Mediation is the process by which separating couples seek to reach an agreement about matters relating to their children, finances and property. You and your husband, wife or partner would meet with a trained independent third party – the Mediator.
The Mediator’s role is to facilitate discussions between you to encourage you to reach agreement about the issues which you as a couple wish to discuss. Mediation is not reconciliation or counselling.
It is usually sensible for you to receive legal advice alongside the Mediation process to ensure that you are well informed about your legal position. Once a financial agreement is reached, that agreement should then be formalised. Again, with the assistance of legal advice.
Mediation can be quicker and may be less expensive than going to court. The process is designed to assist you to communicate and co-operate with one another. The sessions which usually last one and a half hours each can be arranged with a regularity to best suit your requirements. The number of sessions will depend on the issues which need to be resolved.
The advantages of mediation as opposed to court imposed decisions are:
You co-operate to resolve conflict
The aim of a mediator is to help both parties work together to reach a solution to their problems and arrive at an outcome they are both happy to accept.
You reach joint decisions
Once a resolution has been reached, a mediation agreement can be drawn up and parties tend to stick to this agreement because they have prepared the terms themselves.
A faster, less costly solution

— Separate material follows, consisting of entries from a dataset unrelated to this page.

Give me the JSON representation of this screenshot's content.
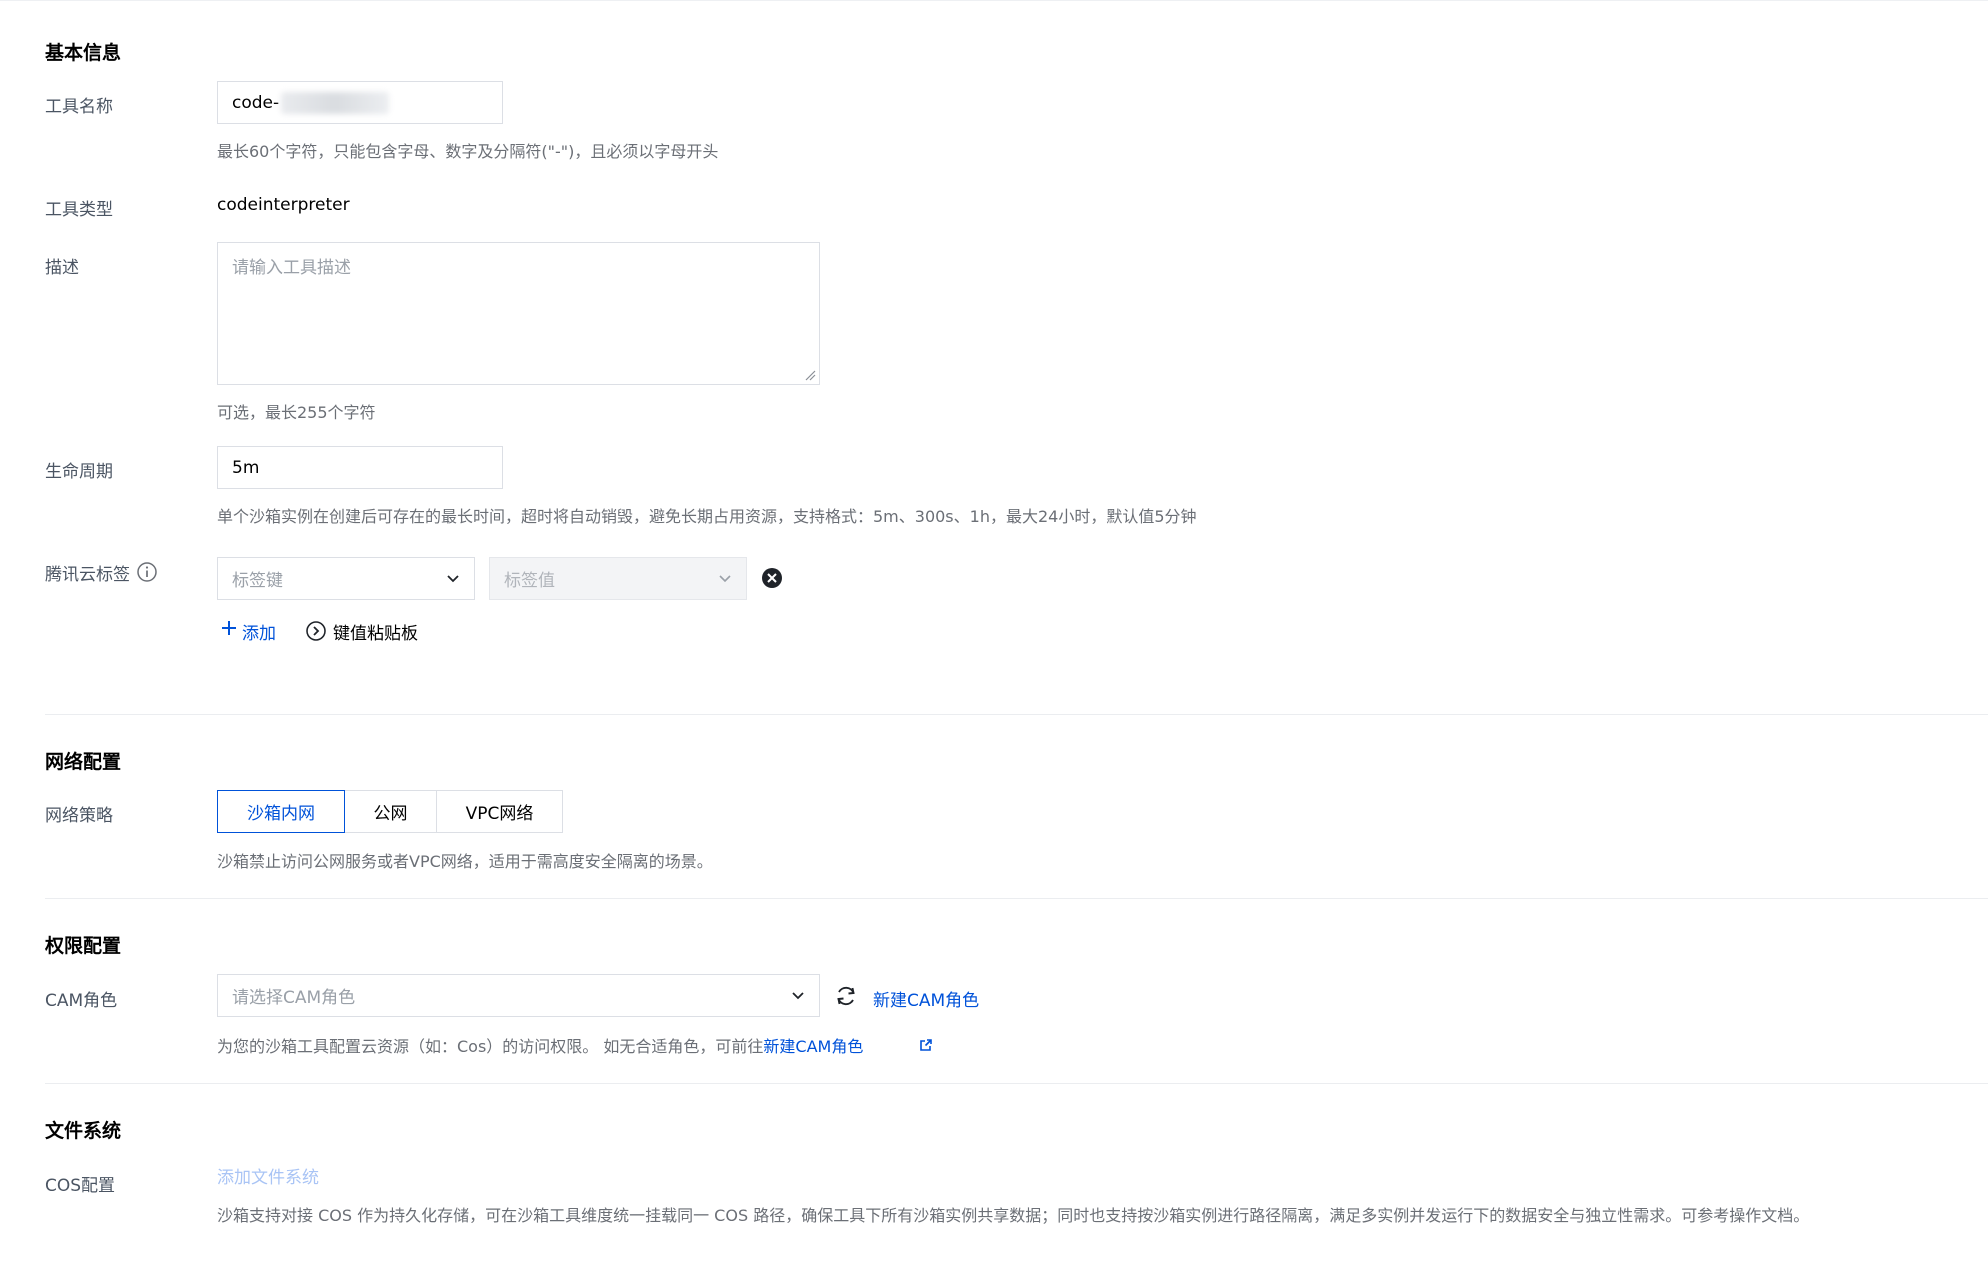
{
  "sections": {
    "basic": {
      "title": "基本信息",
      "tool_name": {
        "label": "工具名称",
        "value": "code-",
        "help": "最长60个字符，只能包含字母、数字及分隔符(\"-\")，且必须以字母开头"
      },
      "tool_type": {
        "label": "工具类型",
        "value": "codeinterpreter"
      },
      "description": {
        "label": "描述",
        "placeholder": "请输入工具描述",
        "help": "可选，最长255个字符"
      },
      "lifecycle": {
        "label": "生命周期",
        "value": "5m",
        "help": "单个沙箱实例在创建后可存在的最长时间，超时将自动销毁，避免长期占用资源，支持格式：5m、300s、1h，最大24小时，默认值5分钟"
      },
      "tags": {
        "label": "腾讯云标签",
        "key_placeholder": "标签键",
        "value_placeholder": "标签值",
        "add_label": "添加",
        "clipboard_label": "键值粘贴板"
      }
    },
    "network": {
      "title": "网络配置",
      "policy": {
        "label": "网络策略",
        "options": [
          "沙箱内网",
          "公网",
          "VPC网络"
        ],
        "selected": "沙箱内网",
        "help": "沙箱禁止访问公网服务或者VPC网络，适用于需高度安全隔离的场景。"
      }
    },
    "permission": {
      "title": "权限配置",
      "cam_role": {
        "label": "CAM角色",
        "placeholder": "请选择CAM角色",
        "create_link": "新建CAM角色",
        "help_prefix": "为您的沙箱工具配置云资源（如：Cos）的访问权限。 如无合适角色，可前往",
        "help_link": "新建CAM角色"
      }
    },
    "filesystem": {
      "title": "文件系统",
      "cos": {
        "label": "COS配置",
        "add_link": "添加文件系统",
        "help": "沙箱支持对接 COS 作为持久化存储，可在沙箱工具维度统一挂载同一 COS 路径，确保工具下所有沙箱实例共享数据；同时也支持按沙箱实例进行路径隔离，满足多实例并发运行下的数据安全与独立性需求。可参考操作文档。"
      }
    }
  },
  "colors": {
    "accent": "#0052d9",
    "label": "#4b5563",
    "help": "#6b6f76",
    "border": "#dcdfe5"
  },
  "icons": [
    "info-icon",
    "chevron-down-icon",
    "clear-circle-icon",
    "plus-icon",
    "play-circle-icon",
    "refresh-icon",
    "external-link-icon",
    "resize-grip-icon"
  ]
}
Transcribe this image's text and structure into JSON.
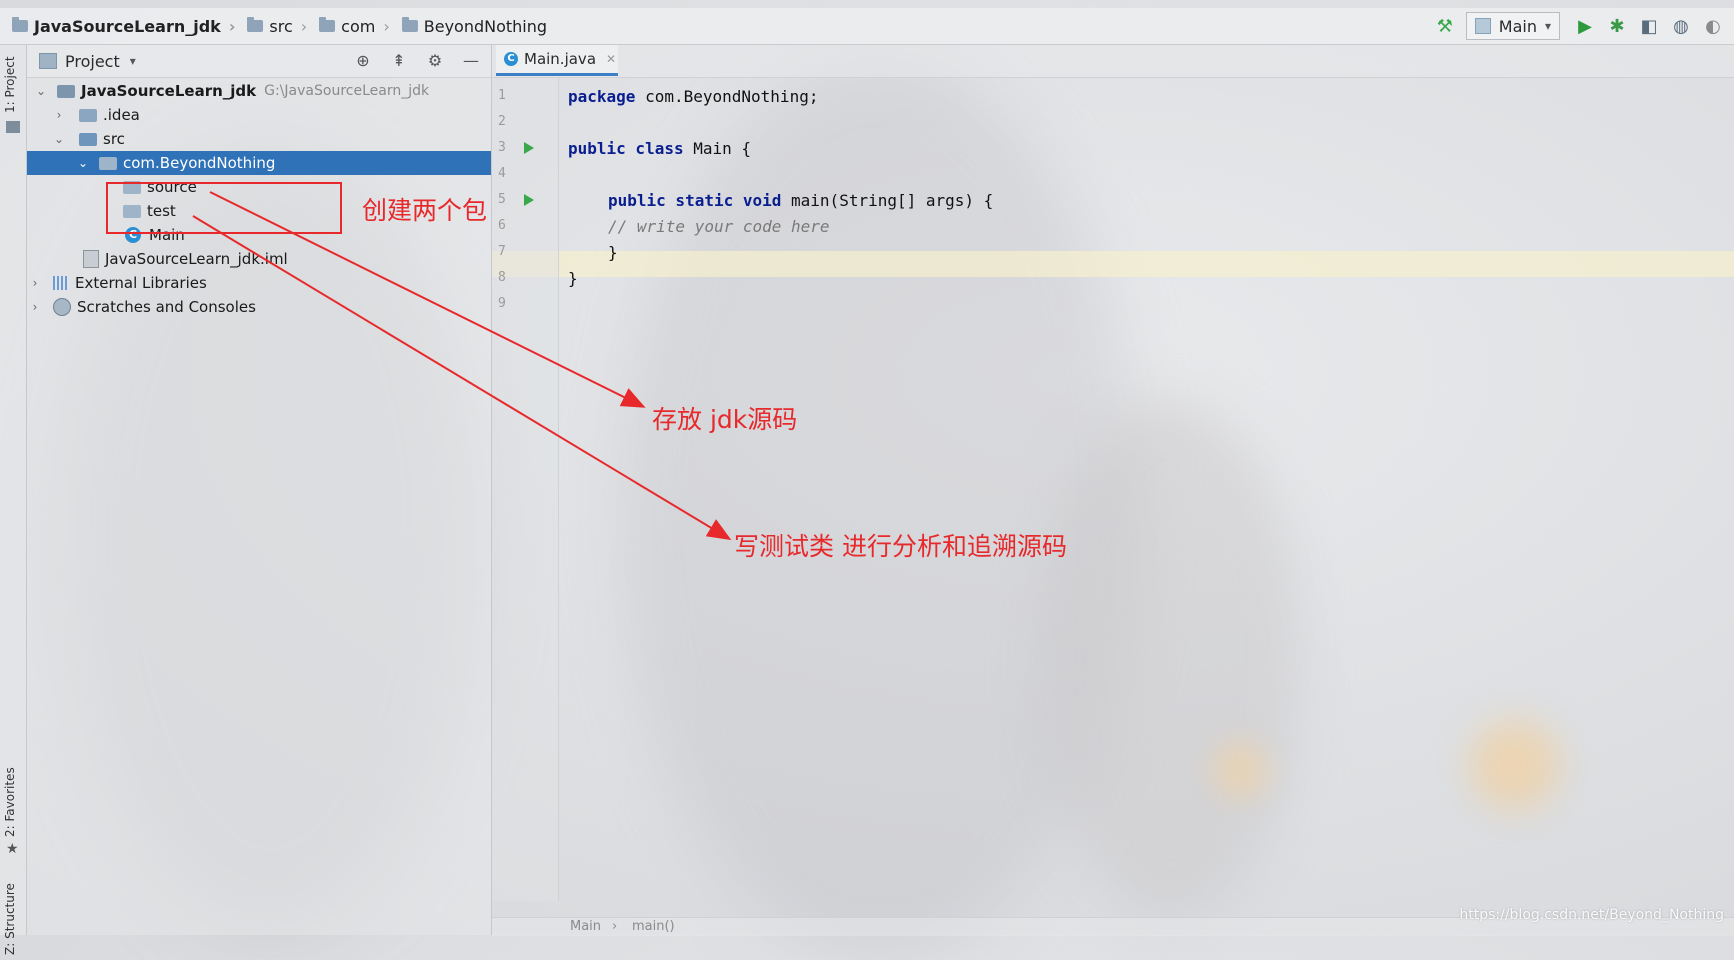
{
  "navbar": {
    "crumbs": [
      "JavaSourceLearn_jdk",
      "src",
      "com",
      "BeyondNothing"
    ],
    "run_config": "Main"
  },
  "tool_stripe": {
    "project": "1: Project",
    "favorites": "2: Favorites",
    "structure": "Z: Structure"
  },
  "project_panel": {
    "title": "Project",
    "tree": {
      "root_label": "JavaSourceLearn_jdk",
      "root_path": "G:\\JavaSourceLearn_jdk",
      "idea": ".idea",
      "src": "src",
      "package": "com.BeyondNothing",
      "source": "source",
      "test": "test",
      "main": "Main",
      "iml": "JavaSourceLearn_jdk.iml",
      "ext_libs": "External Libraries",
      "scratches": "Scratches and Consoles"
    }
  },
  "editor": {
    "tab_label": "Main.java",
    "line_numbers": [
      "1",
      "2",
      "3",
      "4",
      "5",
      "6",
      "7",
      "8",
      "9"
    ],
    "code": {
      "line1_kw": "package",
      "line1_rest": " com.BeyondNothing;",
      "line3_kw": "public class",
      "line3_rest": " Main {",
      "line5_kw": "public static void",
      "line5_rest": " main(String[] args) {",
      "line6_comment": "// write your code here",
      "line7": "}",
      "line8": "}"
    },
    "status": {
      "left": "Main",
      "right": "main()"
    }
  },
  "annotations": {
    "create_packages": "创建两个包",
    "store_source": "存放 jdk源码",
    "write_test": "写测试类 进行分析和追溯源码",
    "color": "#e8292b"
  },
  "watermark": "https://blog.csdn.net/Beyond_Nothing"
}
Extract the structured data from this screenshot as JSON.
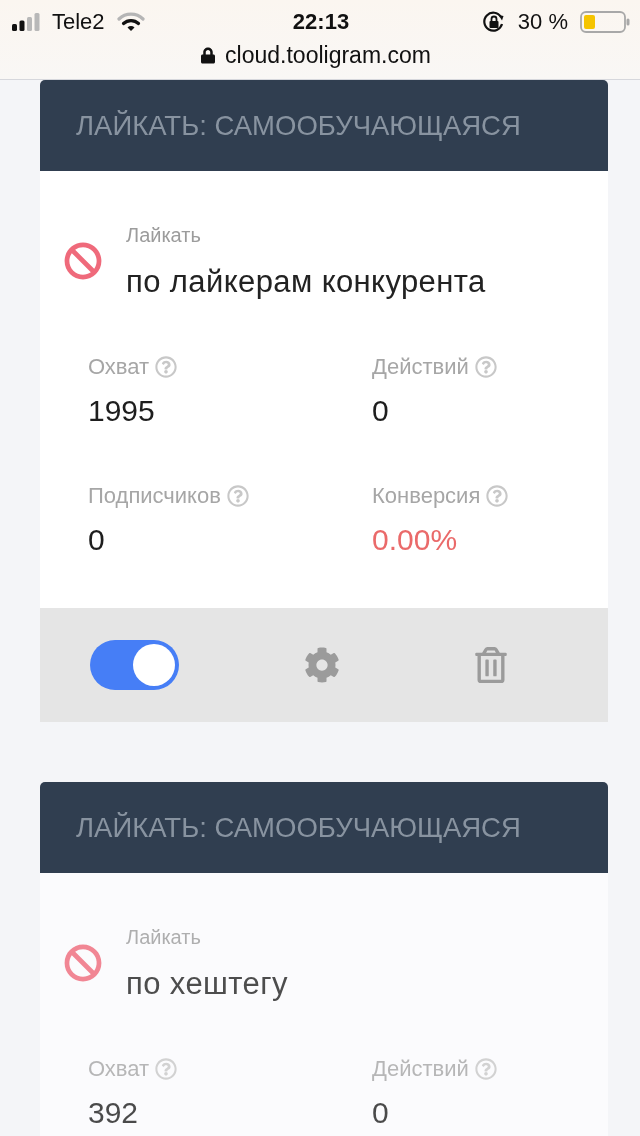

Both parties share the cost of mediation, which will depend on the complexity of the claim. This method is frequently less stressful and cheaper than going to court.